→ **Data records for software interfaces**:
⁂

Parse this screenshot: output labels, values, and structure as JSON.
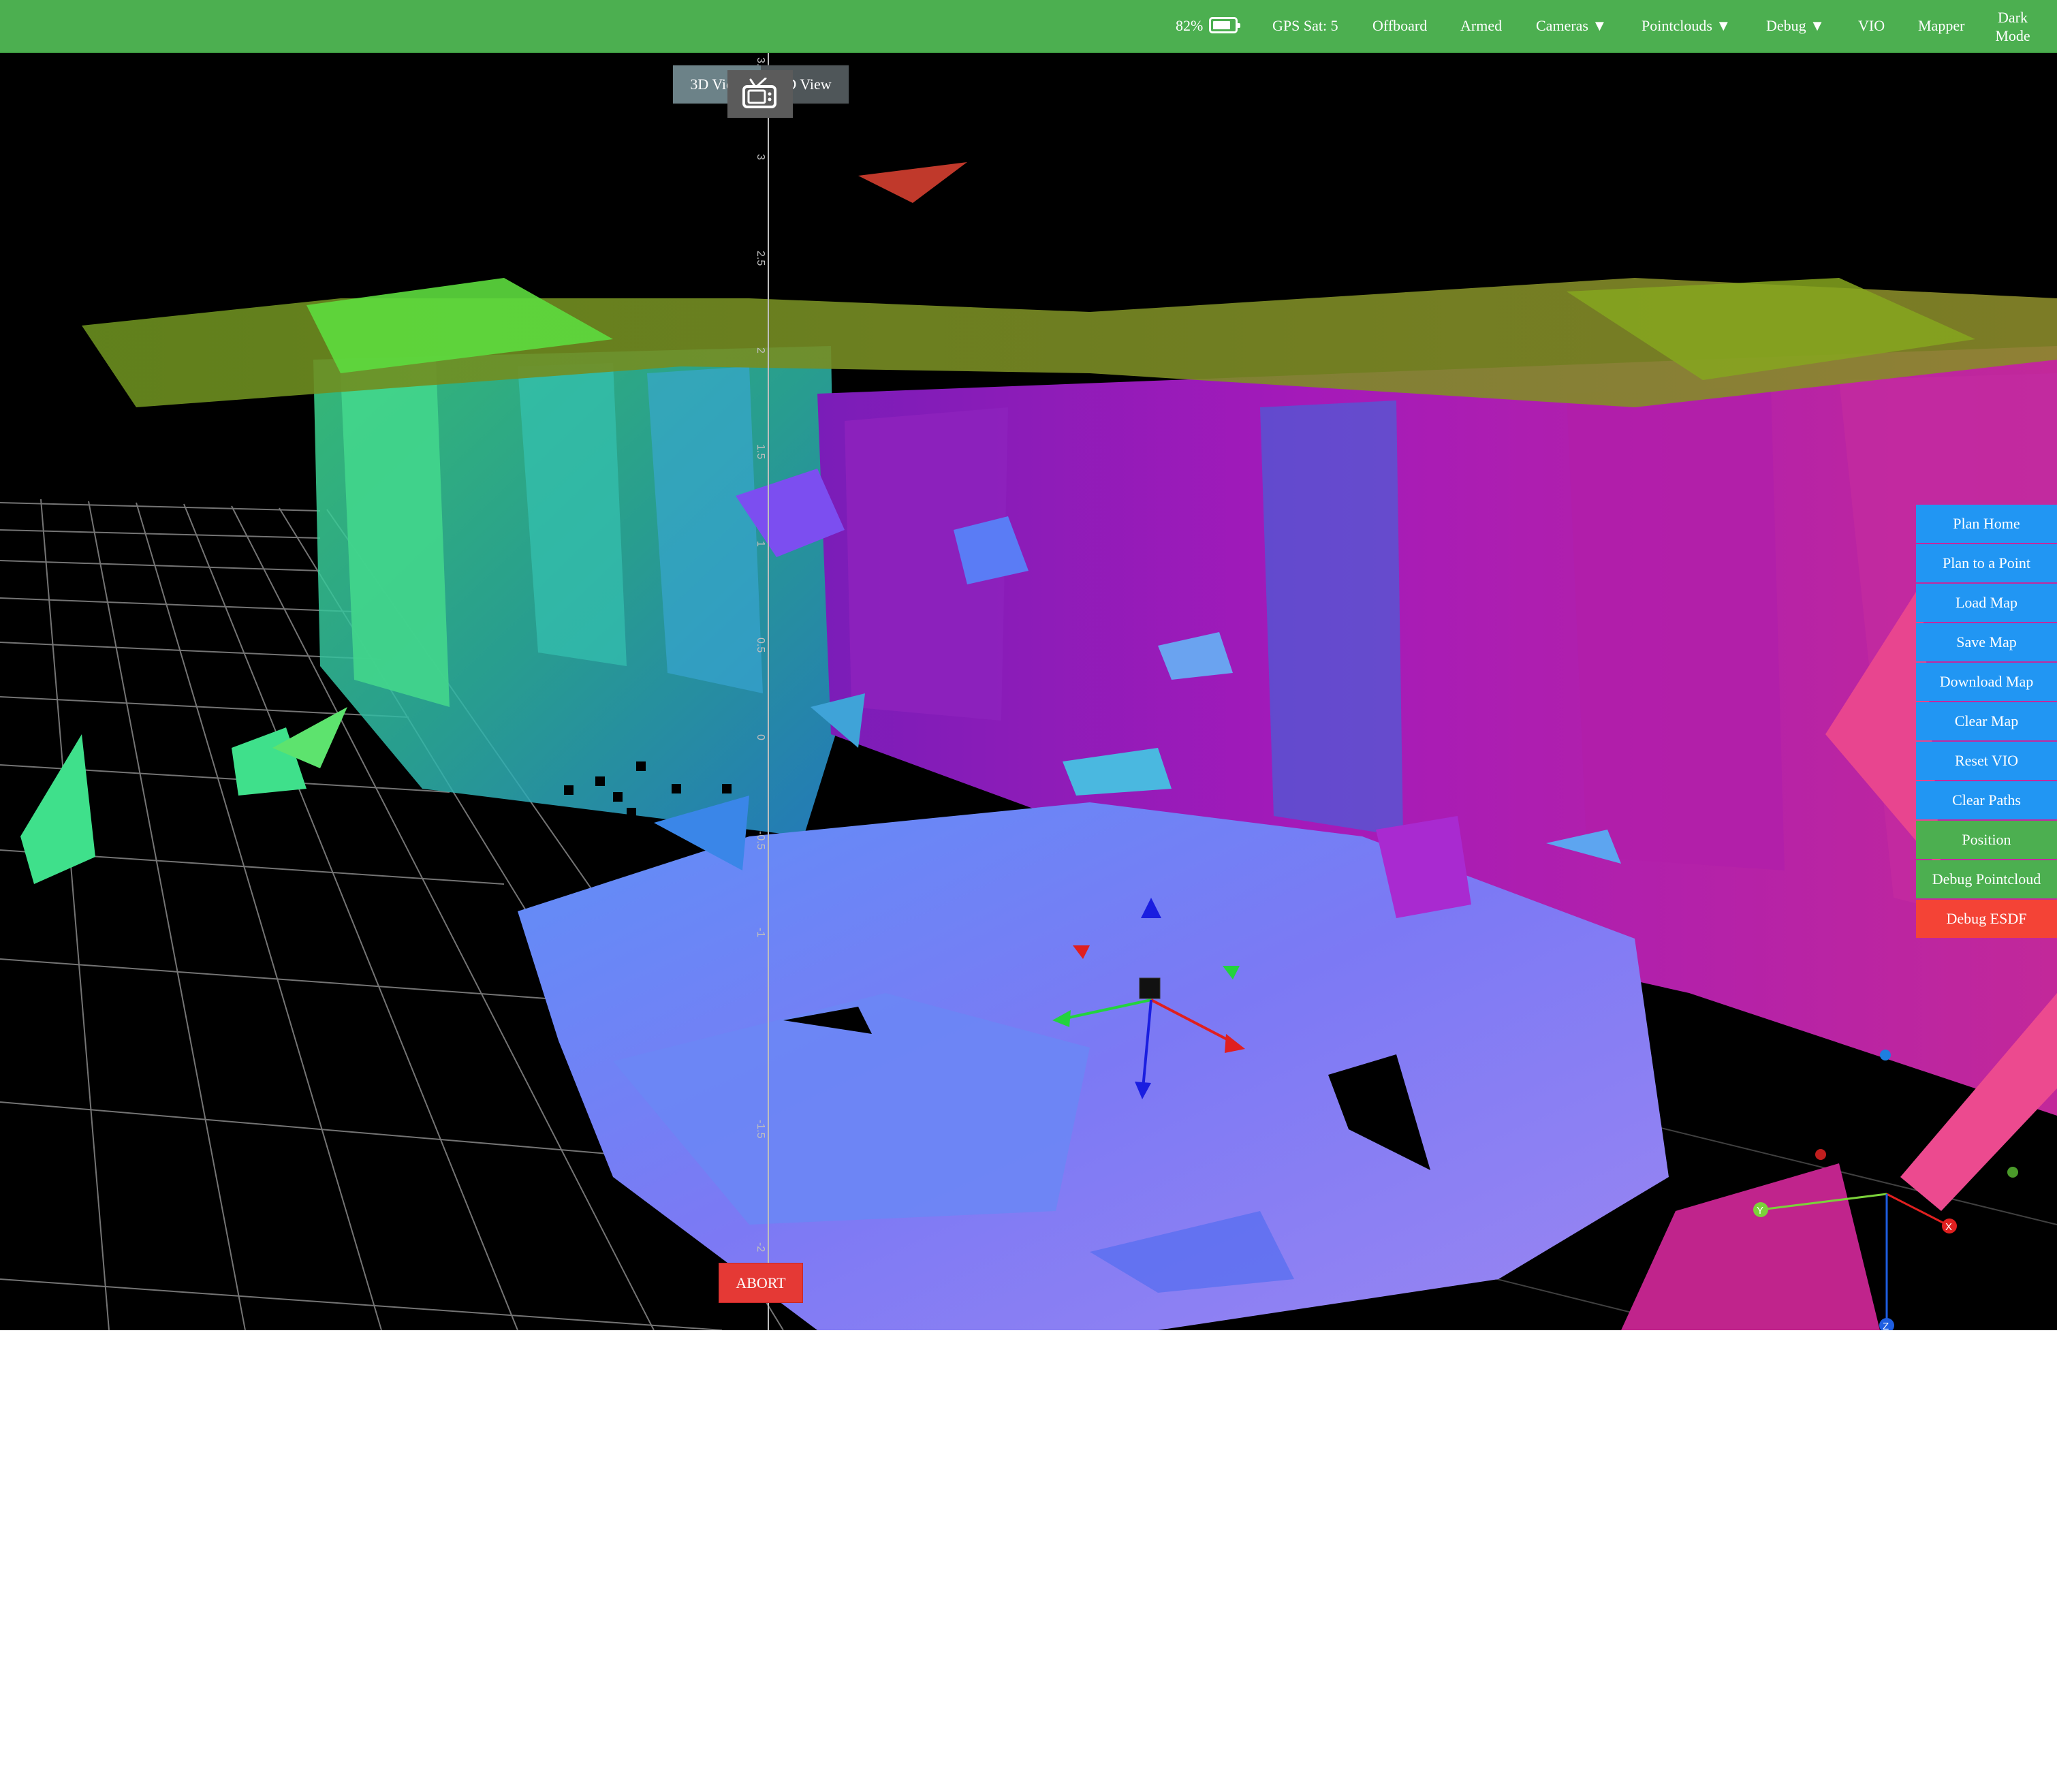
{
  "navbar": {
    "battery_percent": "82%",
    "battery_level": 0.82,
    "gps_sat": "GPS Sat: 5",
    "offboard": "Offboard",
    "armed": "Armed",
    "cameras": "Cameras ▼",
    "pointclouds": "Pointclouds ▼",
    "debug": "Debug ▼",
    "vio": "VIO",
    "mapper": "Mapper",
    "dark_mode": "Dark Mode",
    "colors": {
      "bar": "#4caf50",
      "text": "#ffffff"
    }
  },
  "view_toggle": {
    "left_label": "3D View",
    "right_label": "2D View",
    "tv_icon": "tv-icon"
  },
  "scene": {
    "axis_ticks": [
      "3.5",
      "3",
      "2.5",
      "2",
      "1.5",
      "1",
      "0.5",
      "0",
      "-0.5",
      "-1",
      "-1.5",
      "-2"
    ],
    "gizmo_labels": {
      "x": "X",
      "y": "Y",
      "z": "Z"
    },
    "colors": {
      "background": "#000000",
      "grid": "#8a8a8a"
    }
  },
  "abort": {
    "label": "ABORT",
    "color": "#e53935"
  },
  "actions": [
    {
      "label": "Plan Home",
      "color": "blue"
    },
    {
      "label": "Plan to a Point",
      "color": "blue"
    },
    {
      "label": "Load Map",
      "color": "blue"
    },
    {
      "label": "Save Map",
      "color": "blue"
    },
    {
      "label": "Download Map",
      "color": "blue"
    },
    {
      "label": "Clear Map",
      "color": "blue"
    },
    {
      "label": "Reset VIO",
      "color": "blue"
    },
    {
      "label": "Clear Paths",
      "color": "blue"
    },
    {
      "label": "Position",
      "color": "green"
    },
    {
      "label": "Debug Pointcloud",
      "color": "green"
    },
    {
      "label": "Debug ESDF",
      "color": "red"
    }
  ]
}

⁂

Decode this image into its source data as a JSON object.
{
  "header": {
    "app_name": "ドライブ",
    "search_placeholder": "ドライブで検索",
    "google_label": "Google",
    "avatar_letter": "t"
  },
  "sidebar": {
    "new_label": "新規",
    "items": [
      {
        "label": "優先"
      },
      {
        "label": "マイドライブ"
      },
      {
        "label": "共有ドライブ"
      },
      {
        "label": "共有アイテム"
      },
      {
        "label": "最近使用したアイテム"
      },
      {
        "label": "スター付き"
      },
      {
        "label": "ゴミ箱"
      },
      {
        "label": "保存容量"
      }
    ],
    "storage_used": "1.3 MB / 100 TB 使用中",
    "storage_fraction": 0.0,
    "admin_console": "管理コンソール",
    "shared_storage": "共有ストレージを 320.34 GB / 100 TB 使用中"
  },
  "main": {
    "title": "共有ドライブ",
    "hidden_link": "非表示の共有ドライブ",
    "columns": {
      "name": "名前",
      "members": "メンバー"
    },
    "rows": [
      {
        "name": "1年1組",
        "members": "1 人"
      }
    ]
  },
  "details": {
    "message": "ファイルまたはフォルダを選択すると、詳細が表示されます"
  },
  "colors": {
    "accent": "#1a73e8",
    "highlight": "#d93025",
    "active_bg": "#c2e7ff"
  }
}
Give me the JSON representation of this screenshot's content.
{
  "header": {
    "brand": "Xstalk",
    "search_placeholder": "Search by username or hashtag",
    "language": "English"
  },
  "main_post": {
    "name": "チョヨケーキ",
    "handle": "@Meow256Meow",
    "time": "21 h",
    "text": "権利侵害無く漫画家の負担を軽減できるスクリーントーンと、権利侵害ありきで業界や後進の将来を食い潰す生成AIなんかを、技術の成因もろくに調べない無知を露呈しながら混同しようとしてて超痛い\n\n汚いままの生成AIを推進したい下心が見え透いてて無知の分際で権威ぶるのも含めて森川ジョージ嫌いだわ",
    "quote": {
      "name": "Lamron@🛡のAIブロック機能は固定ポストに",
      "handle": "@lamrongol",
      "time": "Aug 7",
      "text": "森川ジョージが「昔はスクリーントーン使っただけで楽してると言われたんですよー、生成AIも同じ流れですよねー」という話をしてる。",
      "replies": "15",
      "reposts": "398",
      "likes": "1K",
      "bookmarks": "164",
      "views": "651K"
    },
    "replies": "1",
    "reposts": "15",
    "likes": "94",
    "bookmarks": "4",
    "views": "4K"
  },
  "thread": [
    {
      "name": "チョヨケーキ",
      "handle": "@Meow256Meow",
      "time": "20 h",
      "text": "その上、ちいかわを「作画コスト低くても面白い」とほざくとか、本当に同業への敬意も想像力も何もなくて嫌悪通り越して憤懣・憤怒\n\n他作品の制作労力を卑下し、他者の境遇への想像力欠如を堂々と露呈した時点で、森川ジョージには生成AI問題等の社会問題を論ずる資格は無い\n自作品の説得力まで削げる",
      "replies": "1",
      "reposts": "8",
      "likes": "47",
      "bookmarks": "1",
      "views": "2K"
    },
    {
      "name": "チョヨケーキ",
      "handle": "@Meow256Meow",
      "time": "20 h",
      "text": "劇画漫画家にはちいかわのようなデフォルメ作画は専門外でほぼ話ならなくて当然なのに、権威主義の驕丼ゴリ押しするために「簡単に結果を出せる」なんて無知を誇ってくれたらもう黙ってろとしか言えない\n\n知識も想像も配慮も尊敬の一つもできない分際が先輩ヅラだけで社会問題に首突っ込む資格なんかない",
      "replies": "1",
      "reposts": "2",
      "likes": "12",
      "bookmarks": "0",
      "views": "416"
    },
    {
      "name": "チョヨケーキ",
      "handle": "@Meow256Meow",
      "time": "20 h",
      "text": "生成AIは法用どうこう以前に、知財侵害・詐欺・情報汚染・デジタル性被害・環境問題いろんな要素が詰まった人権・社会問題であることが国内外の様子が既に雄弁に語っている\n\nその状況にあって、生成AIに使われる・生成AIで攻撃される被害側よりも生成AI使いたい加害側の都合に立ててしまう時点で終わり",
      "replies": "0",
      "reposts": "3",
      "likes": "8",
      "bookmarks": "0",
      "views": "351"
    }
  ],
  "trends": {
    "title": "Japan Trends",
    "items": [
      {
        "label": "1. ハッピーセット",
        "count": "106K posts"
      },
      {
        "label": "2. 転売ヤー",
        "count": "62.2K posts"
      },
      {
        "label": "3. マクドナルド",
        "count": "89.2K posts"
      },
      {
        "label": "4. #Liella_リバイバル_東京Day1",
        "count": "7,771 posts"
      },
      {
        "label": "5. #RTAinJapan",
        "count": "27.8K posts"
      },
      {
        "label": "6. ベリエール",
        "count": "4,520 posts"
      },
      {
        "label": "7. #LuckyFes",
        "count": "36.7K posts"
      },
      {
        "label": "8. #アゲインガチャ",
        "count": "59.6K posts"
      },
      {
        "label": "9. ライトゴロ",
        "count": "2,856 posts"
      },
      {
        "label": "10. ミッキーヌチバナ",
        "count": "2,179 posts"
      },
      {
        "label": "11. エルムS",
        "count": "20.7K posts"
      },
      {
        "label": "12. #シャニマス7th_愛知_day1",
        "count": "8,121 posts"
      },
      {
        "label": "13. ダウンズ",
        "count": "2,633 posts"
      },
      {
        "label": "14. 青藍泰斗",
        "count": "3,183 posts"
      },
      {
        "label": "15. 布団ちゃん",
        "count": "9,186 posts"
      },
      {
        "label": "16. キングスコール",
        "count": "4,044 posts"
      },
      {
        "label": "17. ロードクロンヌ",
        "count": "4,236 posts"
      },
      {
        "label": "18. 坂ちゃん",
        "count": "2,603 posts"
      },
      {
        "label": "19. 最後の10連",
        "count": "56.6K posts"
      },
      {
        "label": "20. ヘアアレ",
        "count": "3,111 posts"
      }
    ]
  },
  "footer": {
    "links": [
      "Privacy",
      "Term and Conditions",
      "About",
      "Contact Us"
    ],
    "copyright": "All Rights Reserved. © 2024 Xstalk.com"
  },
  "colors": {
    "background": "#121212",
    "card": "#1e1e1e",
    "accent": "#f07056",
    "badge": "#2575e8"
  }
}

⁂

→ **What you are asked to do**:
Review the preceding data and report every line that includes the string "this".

→ **Task response**:
Parse this screenshot: output labels, values, and structure as JSON.
Decode this image into its source data as a JSON object.
Give me the JSON representation of this screenshot's content.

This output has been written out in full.